The 2009 winner of the Society for College Science Teachers (SCST) Outstanding Undergraduate Science Teacher Award (OUSTA) is Dr. Dee Silverthorn. Dr. Silverthorn is currently a Senior Lecturer in the School of Biological Sciences at the University of Texas at Austin. Dr. Silverthorn was selected for her innovative work in teaching physiology. More specifically, for her efforts at increasing the use of inquiry-based teaching methods at her own University, where she has previously won 12 teaching awards, and also for helping instructors around the world learn and implement innovative teaching strategies that promote active learning. In addition to her numerous key-note speeches and published research articles, Dr. Silverthorn served as Editor and Chief for Advanced in Physiology Education from 2001 to 2007. Dr. Silverthorn received her award at the SCST Luncheon during the NSTA/SCST National Convention in New Orleans, LA, on March 21th, 2009. Thank you to Springer for their continued support of our OUSTA Award

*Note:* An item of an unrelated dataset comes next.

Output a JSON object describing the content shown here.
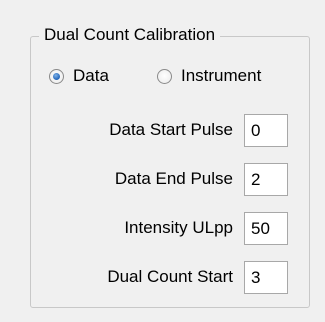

2008: Nancy Elwess
2007: Murray Jensen
2006: Ken Sajwan
2003: No winner
2002: Jerry Waldvogel
2001: Eleanor Siebert
Dr. Eleanor Siebert was provost and academic vice president for Mount St. Mary’s College in Los Angeles. Prior to that, she had been Professor of Chemistry and served as Chair of the college’s Department of Physical Sciences and Mathematics. She earned a bachelor’s degree in chemistry from Duke University and a doctorate in chemistry from UCLA. Siebert was a member of the Mount St. Mary’s faculty for 38 years. She is author of Experiments for General Chemistry and Foundations for General Chemistry; she has co-edited Teaching Tips: Innovations in Undergraduate Science Teaching (2004), College Pathways to the Science Education Standards (2001) and Methods of Effective Teaching and Class Management for University and College Teachers of Science (1997). She is past president of the Society for College Science Teachers; past college director of the National Science Teachers Association; past chair of the American Chemical Society’s Committee on Public Relations and Communications; and a member of the Council Policy Committee. She served as chief reader for the Educational Testing Service AP Chemistry Program and consultant to the AP Chemistry Test Development Committee for the College Board. Siebert was a senior commissioner for the Western Association of Schools and Colleges and represents the senior commission on the Association of Community Colleges and Junior Colleges, which accredits two-year institutions in California and the Pacific Islands. She began her career as a research chemist in industry and has authored numerous research articles in chemistry.
She retired in 2013.